TASK GOAL: Output the entries in full and verbatim, pictures omitted.

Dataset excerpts
▼

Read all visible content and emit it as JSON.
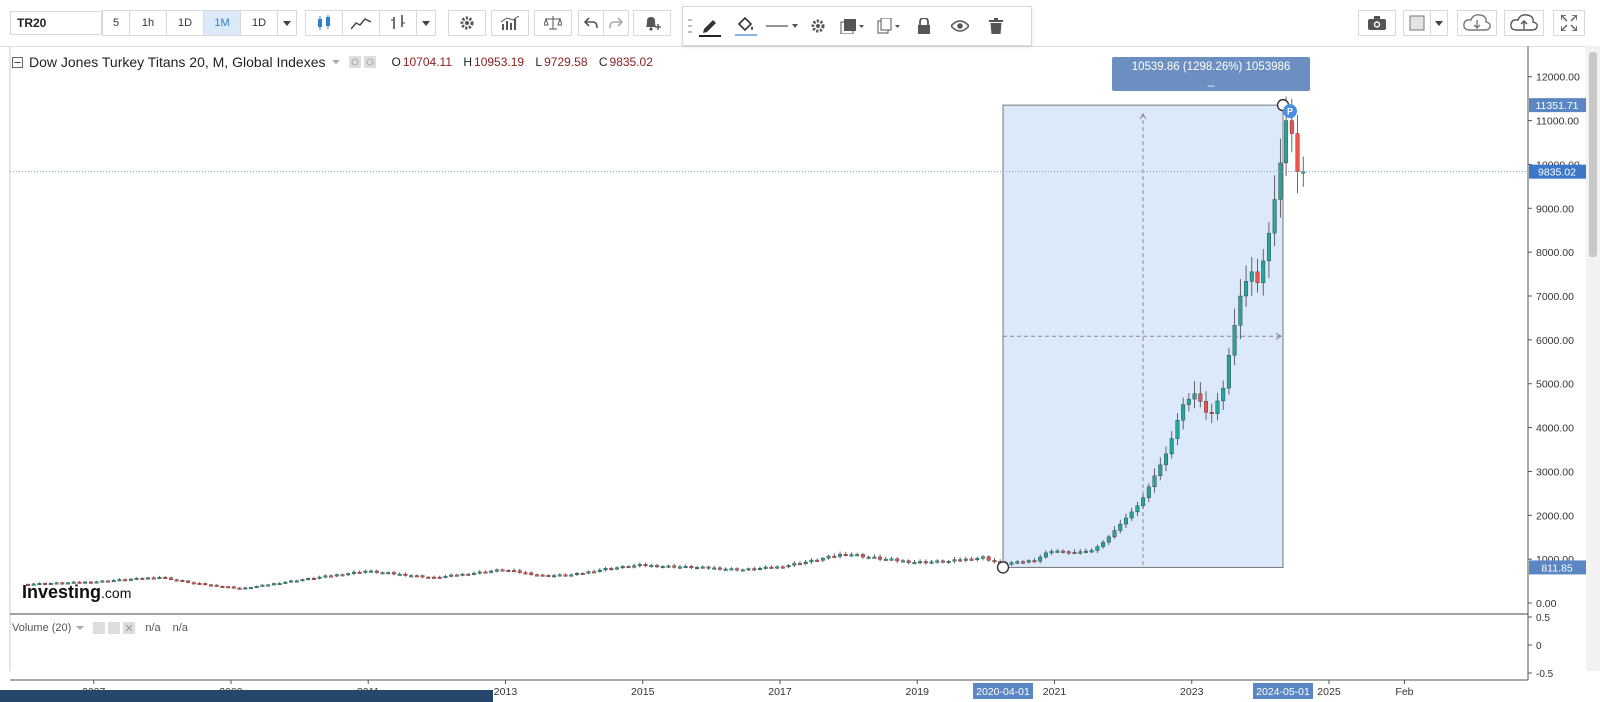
{
  "toolbar": {
    "symbol": "TR20",
    "intervals": [
      "5",
      "1h",
      "1D",
      "1M",
      "1D"
    ],
    "active_interval": "1M"
  },
  "chart": {
    "title": "Dow Jones Turkey Titans 20, M, Global Indexes",
    "ohlc": {
      "o_label": "O",
      "o": "10704.11",
      "h_label": "H",
      "h": "10953.19",
      "l_label": "L",
      "l": "9729.58",
      "c_label": "C",
      "c": "9835.02"
    },
    "measure_label": "10539.86 (1298.26%) 1053986",
    "measure_label_line2": "_",
    "logo_main": "Investing",
    "logo_suffix": ".com",
    "volume_label": "Volume (20)",
    "volume_values": [
      "n/a",
      "n/a"
    ],
    "price_labels": {
      "top": "11351.71",
      "current": "9835.02",
      "bottom": "811.85"
    },
    "date_labels": {
      "start": "2020-04-01",
      "end": "2024-05-01"
    },
    "marker_label": "P",
    "colors": {
      "up": "#26a69a",
      "down": "#ef5350",
      "selection": "#dbe9fb",
      "accent": "#4a90e2"
    }
  },
  "chart_data": {
    "type": "candlestick",
    "title": "Dow Jones Turkey Titans 20, M, Global Indexes",
    "xlabel": "",
    "ylabel": "",
    "ylim": [
      -250,
      12700
    ],
    "y_ticks": [
      "12000.00",
      "11000.00",
      "10000.00",
      "9000.00",
      "8000.00",
      "7000.00",
      "6000.00",
      "5000.00",
      "4000.00",
      "3000.00",
      "2000.00",
      "1000.00",
      "0.00"
    ],
    "y_tick_values": [
      12000,
      11000,
      10000,
      9000,
      8000,
      7000,
      6000,
      5000,
      4000,
      3000,
      2000,
      1000,
      0
    ],
    "x_ticks": [
      "2007",
      "2009",
      "2011",
      "2013",
      "2015",
      "2017",
      "2019",
      "2021",
      "2023",
      "2025",
      "Feb"
    ],
    "x_tick_values": [
      2007.0,
      2009.0,
      2011.0,
      2013.0,
      2015.0,
      2017.0,
      2019.0,
      2021.0,
      2023.0,
      2025.0,
      2026.1
    ],
    "x_range": [
      2005.78,
      2027.9
    ],
    "volume_ticks": [
      "0.5",
      "0",
      "-0.5"
    ],
    "measure": {
      "x_start": 2020.25,
      "x_end": 2024.33,
      "y_low": 811.85,
      "y_high": 11351.71,
      "change": "10539.86",
      "percent": "1298.26%"
    },
    "current_price": 9835.02,
    "anchors": [
      [
        2006.0,
        430
      ],
      [
        2007.0,
        480
      ],
      [
        2008.0,
        590
      ],
      [
        2008.5,
        450
      ],
      [
        2009.2,
        330
      ],
      [
        2010.0,
        520
      ],
      [
        2011.0,
        730
      ],
      [
        2012.0,
        580
      ],
      [
        2013.0,
        760
      ],
      [
        2013.6,
        620
      ],
      [
        2014.0,
        640
      ],
      [
        2014.5,
        780
      ],
      [
        2015.0,
        860
      ],
      [
        2016.0,
        800
      ],
      [
        2016.5,
        760
      ],
      [
        2017.0,
        820
      ],
      [
        2017.5,
        960
      ],
      [
        2018.0,
        1130
      ],
      [
        2018.5,
        1010
      ],
      [
        2019.0,
        930
      ],
      [
        2019.5,
        950
      ],
      [
        2020.0,
        1040
      ],
      [
        2020.25,
        900
      ],
      [
        2020.5,
        920
      ],
      [
        2020.75,
        980
      ],
      [
        2021.0,
        1200
      ],
      [
        2021.3,
        1150
      ],
      [
        2021.6,
        1200
      ],
      [
        2021.8,
        1450
      ],
      [
        2022.0,
        1800
      ],
      [
        2022.3,
        2300
      ],
      [
        2022.5,
        2900
      ],
      [
        2022.7,
        3500
      ],
      [
        2022.9,
        4500
      ],
      [
        2023.1,
        4800
      ],
      [
        2023.3,
        4200
      ],
      [
        2023.5,
        4900
      ],
      [
        2023.6,
        5800
      ],
      [
        2023.75,
        7000
      ],
      [
        2023.9,
        7600
      ],
      [
        2024.0,
        7300
      ],
      [
        2024.1,
        7900
      ],
      [
        2024.2,
        8700
      ],
      [
        2024.35,
        10200
      ],
      [
        2024.45,
        11400
      ],
      [
        2024.5,
        10704
      ],
      [
        2024.55,
        9835
      ]
    ]
  }
}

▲

WRITTEN SOLUTION:
Read all visible content and emit it as JSON.
{
  "toolbar": {
    "symbol": "TR20",
    "intervals": [
      "5",
      "1h",
      "1D",
      "1M",
      "1D"
    ],
    "active_interval": "1M"
  },
  "chart": {
    "title": "Dow Jones Turkey Titans 20, M, Global Indexes",
    "ohlc": {
      "o_label": "O",
      "o": "10704.11",
      "h_label": "H",
      "h": "10953.19",
      "l_label": "L",
      "l": "9729.58",
      "c_label": "C",
      "c": "9835.02"
    },
    "measure_label": "10539.86 (1298.26%) 1053986",
    "measure_label_line2": "_",
    "logo_main": "Investing",
    "logo_suffix": ".com",
    "volume_label": "Volume (20)",
    "volume_values": [
      "n/a",
      "n/a"
    ],
    "price_labels": {
      "top": "11351.71",
      "current": "9835.02",
      "bottom": "811.85"
    },
    "date_labels": {
      "start": "2020-04-01",
      "end": "2024-05-01"
    },
    "marker_label": "P",
    "colors": {
      "up": "#26a69a",
      "down": "#ef5350",
      "selection": "#dbe9fb",
      "accent": "#4a90e2"
    }
  },
  "chart_data": {
    "type": "candlestick",
    "title": "Dow Jones Turkey Titans 20, M, Global Indexes",
    "xlabel": "",
    "ylabel": "",
    "ylim": [
      -250,
      12700
    ],
    "y_ticks": [
      "12000.00",
      "11000.00",
      "10000.00",
      "9000.00",
      "8000.00",
      "7000.00",
      "6000.00",
      "5000.00",
      "4000.00",
      "3000.00",
      "2000.00",
      "1000.00",
      "0.00"
    ],
    "y_tick_values": [
      12000,
      11000,
      10000,
      9000,
      8000,
      7000,
      6000,
      5000,
      4000,
      3000,
      2000,
      1000,
      0
    ],
    "x_ticks": [
      "2007",
      "2009",
      "2011",
      "2013",
      "2015",
      "2017",
      "2019",
      "2021",
      "2023",
      "2025",
      "Feb"
    ],
    "x_tick_values": [
      2007.0,
      2009.0,
      2011.0,
      2013.0,
      2015.0,
      2017.0,
      2019.0,
      2021.0,
      2023.0,
      2025.0,
      2026.1
    ],
    "x_range": [
      2005.78,
      2027.9
    ],
    "volume_ticks": [
      "0.5",
      "0",
      "-0.5"
    ],
    "measure": {
      "x_start": 2020.25,
      "x_end": 2024.33,
      "y_low": 811.85,
      "y_high": 11351.71,
      "change": "10539.86",
      "percent": "1298.26%"
    },
    "current_price": 9835.02,
    "anchors": [
      [
        2006.0,
        430
      ],
      [
        2007.0,
        480
      ],
      [
        2008.0,
        590
      ],
      [
        2008.5,
        450
      ],
      [
        2009.2,
        330
      ],
      [
        2010.0,
        520
      ],
      [
        2011.0,
        730
      ],
      [
        2012.0,
        580
      ],
      [
        2013.0,
        760
      ],
      [
        2013.6,
        620
      ],
      [
        2014.0,
        640
      ],
      [
        2014.5,
        780
      ],
      [
        2015.0,
        860
      ],
      [
        2016.0,
        800
      ],
      [
        2016.5,
        760
      ],
      [
        2017.0,
        820
      ],
      [
        2017.5,
        960
      ],
      [
        2018.0,
        1130
      ],
      [
        2018.5,
        1010
      ],
      [
        2019.0,
        930
      ],
      [
        2019.5,
        950
      ],
      [
        2020.0,
        1040
      ],
      [
        2020.25,
        900
      ],
      [
        2020.5,
        920
      ],
      [
        2020.75,
        980
      ],
      [
        2021.0,
        1200
      ],
      [
        2021.3,
        1150
      ],
      [
        2021.6,
        1200
      ],
      [
        2021.8,
        1450
      ],
      [
        2022.0,
        1800
      ],
      [
        2022.3,
        2300
      ],
      [
        2022.5,
        2900
      ],
      [
        2022.7,
        3500
      ],
      [
        2022.9,
        4500
      ],
      [
        2023.1,
        4800
      ],
      [
        2023.3,
        4200
      ],
      [
        2023.5,
        4900
      ],
      [
        2023.6,
        5800
      ],
      [
        2023.75,
        7000
      ],
      [
        2023.9,
        7600
      ],
      [
        2024.0,
        7300
      ],
      [
        2024.1,
        7900
      ],
      [
        2024.2,
        8700
      ],
      [
        2024.35,
        10200
      ],
      [
        2024.45,
        11400
      ],
      [
        2024.5,
        10704
      ],
      [
        2024.55,
        9835
      ]
    ]
  }
}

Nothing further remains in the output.